    • using expanded noun phrases to convey complicated information concisely
    • using modal verbs or adverbs to indicate degrees of possibility
    • using relative clauses beginning with who, which, where, when, whose, that or with an implied (i.e. omitted) relative pronoun
    • learning the grammar in column 1 of year 1 in Appendix 2
  • indicate grammatical and other features by:
    • using commas to clarify meaning or avoid ambiguity in writing
    • using hyphens to avoid ambiguity
    • using brackets, dashes or commas to indicate parenthesis
    • using semi-colons, colons or dashes to mark boundaries between main clauses
    • using a colon to introduce a list
    • punctuating bullet points consistently
  • use and understand the grammatical terminology in Appendix 2 accurately and appropriately in discussing their writing and reading.
Word list for years 3 and 4
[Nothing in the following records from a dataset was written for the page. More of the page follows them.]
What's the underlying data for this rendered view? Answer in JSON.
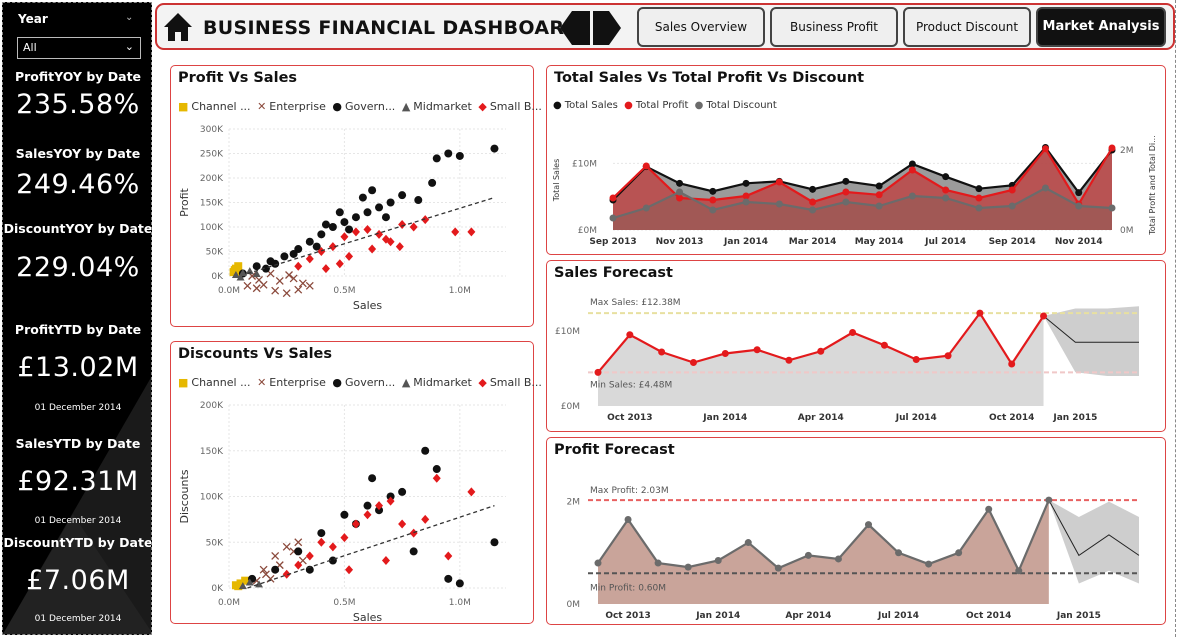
{
  "filter": {
    "label": "Year",
    "value": "All"
  },
  "kpis": [
    {
      "label": "ProfitYOY by Date",
      "value": "235.58%"
    },
    {
      "label": "SalesYOY by Date",
      "value": "249.46%"
    },
    {
      "label": "DiscountYOY by Date",
      "value": "229.04%"
    },
    {
      "label": "ProfitYTD by Date",
      "value": "£13.02M",
      "date": "01 December 2014"
    },
    {
      "label": "SalesYTD by Date",
      "value": "£92.31M",
      "date": "01 December 2014"
    },
    {
      "label": "DiscountYTD by Date",
      "value": "£7.06M",
      "date": "01 December 2014"
    }
  ],
  "header": {
    "title": "BUSINESS FINANCIAL DASHBOARD"
  },
  "tabs": [
    {
      "label": "Sales Overview",
      "active": false
    },
    {
      "label": "Business Profit",
      "active": false
    },
    {
      "label": "Product Discount",
      "active": false
    },
    {
      "label": "Market Analysis",
      "active": true
    }
  ],
  "colors": {
    "red": "#e31a1c",
    "black": "#111111",
    "grey": "#6b6b6b",
    "brown": "#8b4a3c",
    "gold": "#e6b800",
    "panel_border": "#d44444"
  },
  "segments": [
    {
      "name": "Channel ...",
      "marker": "square",
      "color": "#e6b800"
    },
    {
      "name": "Enterprise",
      "marker": "x",
      "color": "#8b4a3c"
    },
    {
      "name": "Govern...",
      "marker": "circle",
      "color": "#111111"
    },
    {
      "name": "Midmarket",
      "marker": "triangle",
      "color": "#555555"
    },
    {
      "name": "Small B...",
      "marker": "diamond",
      "color": "#e31a1c"
    }
  ],
  "chart_data": [
    {
      "type": "scatter",
      "title": "Profit Vs Sales",
      "xlabel": "Sales",
      "ylabel": "Profit",
      "xticks": [
        "0.0M",
        "0.5M",
        "1.0M"
      ],
      "yticks": [
        "0K",
        "50K",
        "100K",
        "150K",
        "200K",
        "250K",
        "300K"
      ],
      "xlim": [
        0,
        1200000
      ],
      "ylim": [
        0,
        300000
      ],
      "trend": [
        [
          80000,
          5000
        ],
        [
          1150000,
          160000
        ]
      ],
      "series": [
        {
          "name": "Channel ...",
          "points": [
            [
              20000,
              8000
            ],
            [
              30000,
              15000
            ],
            [
              40000,
              20000
            ],
            [
              25000,
              12000
            ],
            [
              35000,
              6000
            ]
          ]
        },
        {
          "name": "Enterprise",
          "points": [
            [
              80000,
              -20000
            ],
            [
              120000,
              -25000
            ],
            [
              150000,
              -18000
            ],
            [
              200000,
              -30000
            ],
            [
              250000,
              -35000
            ],
            [
              300000,
              -28000
            ],
            [
              180000,
              5000
            ],
            [
              220000,
              -10000
            ],
            [
              280000,
              -5000
            ],
            [
              320000,
              -15000
            ],
            [
              130000,
              -8000
            ],
            [
              260000,
              2000
            ],
            [
              350000,
              -20000
            ],
            [
              100000,
              0
            ]
          ]
        },
        {
          "name": "Govern...",
          "points": [
            [
              60000,
              5000
            ],
            [
              120000,
              20000
            ],
            [
              180000,
              30000
            ],
            [
              240000,
              40000
            ],
            [
              300000,
              55000
            ],
            [
              350000,
              70000
            ],
            [
              400000,
              85000
            ],
            [
              450000,
              100000
            ],
            [
              500000,
              110000
            ],
            [
              550000,
              120000
            ],
            [
              600000,
              130000
            ],
            [
              650000,
              140000
            ],
            [
              700000,
              150000
            ],
            [
              750000,
              165000
            ],
            [
              580000,
              160000
            ],
            [
              620000,
              175000
            ],
            [
              520000,
              95000
            ],
            [
              480000,
              130000
            ],
            [
              680000,
              120000
            ],
            [
              420000,
              105000
            ],
            [
              380000,
              60000
            ],
            [
              280000,
              45000
            ],
            [
              200000,
              25000
            ],
            [
              160000,
              15000
            ],
            [
              900000,
              240000
            ],
            [
              950000,
              250000
            ],
            [
              1000000,
              245000
            ],
            [
              1150000,
              260000
            ],
            [
              880000,
              190000
            ],
            [
              820000,
              155000
            ]
          ]
        },
        {
          "name": "Midmarket",
          "points": [
            [
              30000,
              2000
            ],
            [
              60000,
              6000
            ],
            [
              90000,
              10000
            ],
            [
              50000,
              -3000
            ],
            [
              120000,
              4000
            ]
          ]
        },
        {
          "name": "Small B...",
          "points": [
            [
              300000,
              20000
            ],
            [
              350000,
              35000
            ],
            [
              400000,
              50000
            ],
            [
              450000,
              60000
            ],
            [
              500000,
              80000
            ],
            [
              550000,
              90000
            ],
            [
              600000,
              95000
            ],
            [
              650000,
              85000
            ],
            [
              700000,
              70000
            ],
            [
              750000,
              105000
            ],
            [
              800000,
              100000
            ],
            [
              850000,
              115000
            ],
            [
              980000,
              90000
            ],
            [
              1050000,
              90000
            ],
            [
              420000,
              15000
            ],
            [
              520000,
              40000
            ],
            [
              620000,
              55000
            ],
            [
              680000,
              75000
            ],
            [
              740000,
              60000
            ],
            [
              480000,
              25000
            ]
          ]
        }
      ]
    },
    {
      "type": "scatter",
      "title": "Discounts Vs Sales",
      "xlabel": "Sales",
      "ylabel": "Discounts",
      "xticks": [
        "0.0M",
        "0.5M",
        "1.0M"
      ],
      "yticks": [
        "0K",
        "50K",
        "100K",
        "150K",
        "200K"
      ],
      "xlim": [
        0,
        1200000
      ],
      "ylim": [
        0,
        200000
      ],
      "trend": [
        [
          80000,
          0
        ],
        [
          1150000,
          90000
        ]
      ],
      "series": [
        {
          "name": "Channel ...",
          "points": [
            [
              30000,
              3000
            ],
            [
              50000,
              5000
            ],
            [
              70000,
              8000
            ],
            [
              40000,
              2000
            ]
          ]
        },
        {
          "name": "Enterprise",
          "points": [
            [
              150000,
              20000
            ],
            [
              200000,
              35000
            ],
            [
              250000,
              45000
            ],
            [
              300000,
              50000
            ],
            [
              180000,
              10000
            ],
            [
              220000,
              25000
            ],
            [
              120000,
              8000
            ],
            [
              280000,
              40000
            ],
            [
              320000,
              30000
            ],
            [
              160000,
              15000
            ]
          ]
        },
        {
          "name": "Govern...",
          "points": [
            [
              100000,
              10000
            ],
            [
              200000,
              20000
            ],
            [
              300000,
              40000
            ],
            [
              400000,
              60000
            ],
            [
              500000,
              80000
            ],
            [
              600000,
              90000
            ],
            [
              700000,
              100000
            ],
            [
              850000,
              150000
            ],
            [
              900000,
              130000
            ],
            [
              1150000,
              50000
            ],
            [
              950000,
              10000
            ],
            [
              800000,
              40000
            ],
            [
              550000,
              70000
            ],
            [
              650000,
              85000
            ],
            [
              450000,
              30000
            ],
            [
              350000,
              20000
            ],
            [
              750000,
              105000
            ],
            [
              1000000,
              5000
            ],
            [
              620000,
              120000
            ]
          ]
        },
        {
          "name": "Midmarket",
          "points": [
            [
              60000,
              2000
            ],
            [
              90000,
              6000
            ],
            [
              130000,
              4000
            ]
          ]
        },
        {
          "name": "Small B...",
          "points": [
            [
              250000,
              15000
            ],
            [
              300000,
              25000
            ],
            [
              350000,
              35000
            ],
            [
              400000,
              50000
            ],
            [
              450000,
              45000
            ],
            [
              500000,
              55000
            ],
            [
              550000,
              70000
            ],
            [
              600000,
              80000
            ],
            [
              650000,
              90000
            ],
            [
              700000,
              95000
            ],
            [
              750000,
              70000
            ],
            [
              800000,
              60000
            ],
            [
              850000,
              75000
            ],
            [
              900000,
              120000
            ],
            [
              1050000,
              105000
            ],
            [
              950000,
              35000
            ],
            [
              680000,
              30000
            ],
            [
              520000,
              20000
            ]
          ]
        }
      ]
    },
    {
      "type": "area",
      "title": "Total Sales Vs Total Profit Vs Discount",
      "ylabel": "Total Sales",
      "y2label": "Total Profit and Total Di...",
      "categories": [
        "Sep 2013",
        "Oct 2013",
        "Nov 2013",
        "Dec 2013",
        "Jan 2014",
        "Feb 2014",
        "Mar 2014",
        "Apr 2014",
        "May 2014",
        "Jun 2014",
        "Jul 2014",
        "Aug 2014",
        "Sep 2014",
        "Oct 2014",
        "Nov 2014",
        "Dec 2014"
      ],
      "xticks": [
        "Sep 2013",
        "Nov 2013",
        "Jan 2014",
        "Mar 2014",
        "May 2014",
        "Jul 2014",
        "Sep 2014",
        "Nov 2014"
      ],
      "yticks": [
        "£0M",
        "£10M"
      ],
      "y2ticks": [
        "0M",
        "2M"
      ],
      "ylim": [
        0,
        15000000
      ],
      "y2lim": [
        0,
        2500000
      ],
      "series": [
        {
          "name": "Total Sales",
          "axis": "left",
          "values": [
            4500000,
            9500000,
            7000000,
            5800000,
            7000000,
            7300000,
            6100000,
            7300000,
            6600000,
            9900000,
            8000000,
            6200000,
            6700000,
            12380000,
            5600000,
            12000000
          ]
        },
        {
          "name": "Total Profit",
          "axis": "right",
          "values": [
            800000,
            1600000,
            800000,
            750000,
            850000,
            1200000,
            700000,
            950000,
            880000,
            1500000,
            1000000,
            800000,
            1000000,
            2030000,
            650000,
            2050000
          ]
        },
        {
          "name": "Total Discount",
          "axis": "right",
          "values": [
            300000,
            550000,
            950000,
            500000,
            700000,
            650000,
            500000,
            700000,
            600000,
            850000,
            800000,
            550000,
            600000,
            1050000,
            600000,
            550000
          ]
        }
      ]
    },
    {
      "type": "line",
      "title": "Sales Forecast",
      "categories": [
        "Sep 2013",
        "Oct 2013",
        "Nov 2013",
        "Dec 2013",
        "Jan 2014",
        "Feb 2014",
        "Mar 2014",
        "Apr 2014",
        "May 2014",
        "Jun 2014",
        "Jul 2014",
        "Aug 2014",
        "Sep 2014",
        "Oct 2014",
        "Nov 2014",
        "Dec 2014"
      ],
      "xticks": [
        "Oct 2013",
        "Jan 2014",
        "Apr 2014",
        "Jul 2014",
        "Oct 2014",
        "Jan 2015"
      ],
      "yticks": [
        "£0M",
        "£10M"
      ],
      "ylim": [
        0,
        14000000
      ],
      "values": [
        4480000,
        9500000,
        7200000,
        5800000,
        7000000,
        7500000,
        6100000,
        7300000,
        9800000,
        8100000,
        6200000,
        6700000,
        12380000,
        5600000,
        12000000
      ],
      "forecast": {
        "mean": [
          12000000,
          8500000,
          8500000,
          8500000
        ],
        "upper": [
          12000000,
          13000000,
          13000000,
          13300000
        ],
        "lower": [
          12000000,
          4500000,
          4000000,
          4000000
        ]
      },
      "ref_lines": [
        {
          "label": "Max Sales: £12.38M",
          "value": 12380000,
          "color": "#e8e0a0"
        },
        {
          "label": "Min Sales: £4.48M",
          "value": 4480000,
          "color": "#f0c8c8"
        }
      ]
    },
    {
      "type": "line",
      "title": "Profit Forecast",
      "categories": [
        "Sep 2013",
        "Oct 2013",
        "Nov 2013",
        "Dec 2013",
        "Jan 2014",
        "Feb 2014",
        "Mar 2014",
        "Apr 2014",
        "May 2014",
        "Jun 2014",
        "Jul 2014",
        "Aug 2014",
        "Sep 2014",
        "Oct 2014",
        "Nov 2014",
        "Dec 2014"
      ],
      "xticks": [
        "Oct 2013",
        "Jan 2014",
        "Apr 2014",
        "Jul 2014",
        "Oct 2014",
        "Jan 2015"
      ],
      "yticks": [
        "0M",
        "2M"
      ],
      "ylim": [
        0,
        2500000
      ],
      "values": [
        800000,
        1650000,
        800000,
        720000,
        850000,
        1200000,
        700000,
        950000,
        880000,
        1550000,
        1000000,
        780000,
        1000000,
        1850000,
        650000,
        2030000
      ],
      "forecast": {
        "mean": [
          2030000,
          950000,
          1350000,
          950000
        ],
        "upper": [
          2030000,
          1700000,
          2000000,
          1700000
        ],
        "lower": [
          2030000,
          400000,
          650000,
          400000
        ]
      },
      "ref_lines": [
        {
          "label": "Max Profit: 2.03M",
          "value": 2030000,
          "color": "#e86060"
        },
        {
          "label": "Min Profit: 0.60M",
          "value": 600000,
          "color": "#555555"
        }
      ]
    }
  ]
}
accident(ally)
actual(ly)
address
answer
appear
arrive
believe
bicycle
breath
breathe
build
busy/business
calendar
caught
centre
century
certain circle
complete
consider
continue
decide
describe
different
difficult

disappear
early
earth
eight/eighth
enough
exercise
experience
experiment
extreme famous
favourite
February
forward(s)
fruit
grammar
group
guard
guide
heard
heart
height
history
imagine
increase
important

interest
island
knowledge
learn
length
library
material
medicine
mention
minute
natural
naughty
notice
occasion(ally)
often
opposite
ordinary
particular peculiar
perhaps
popular
position
possess(ion)
possible
potatoes

pressure
probably
promise
purpose
quarter
question
recent
regular
reign
remember sentence
separate
special
straight
strange
strength
suppose
surprise
therefore
though/although
thought
through
various
weight
woman/women 

Word list for years 5 and 6

accommodate
accompany
according
achieve
aggressive
amateur
ancient
apparent
appreciate
attached
available
average
awkward
bargain
bruise
category
cemetery
committee
communicate
community
competition
conscience*
conscious*
controversy
convenience

correspond
criticise (critic + ise)
curiosity
definite
desperate
determined
develop
dictionary
disastrous
embarrass
environment
equip (–ped, –ment)
especially
exaggerate
excellent
existence
explanation
familiar
foreign
forty
frequently
government
guarantee
harass
hindrance

identity
immediate(ly)
individua
linterfere interrupt
language
leisure
lightning
marvellous
mischievous
muscle
necessary
neighbour
nuisance
occupy
occur
opportunity
parliament
persuade
physical
prejudice
privilege
profession
programme
pronunciation
queue

recognise
recommend
relevant
restaurant
rhyme
rhythm
sacrifice
secretary
shoulder
signature
sincere(ly)
soldier
stomach
sufficient suggest
symbol
system
temperature
thorough
twelfth
variety
vegetable
vehicle
yacht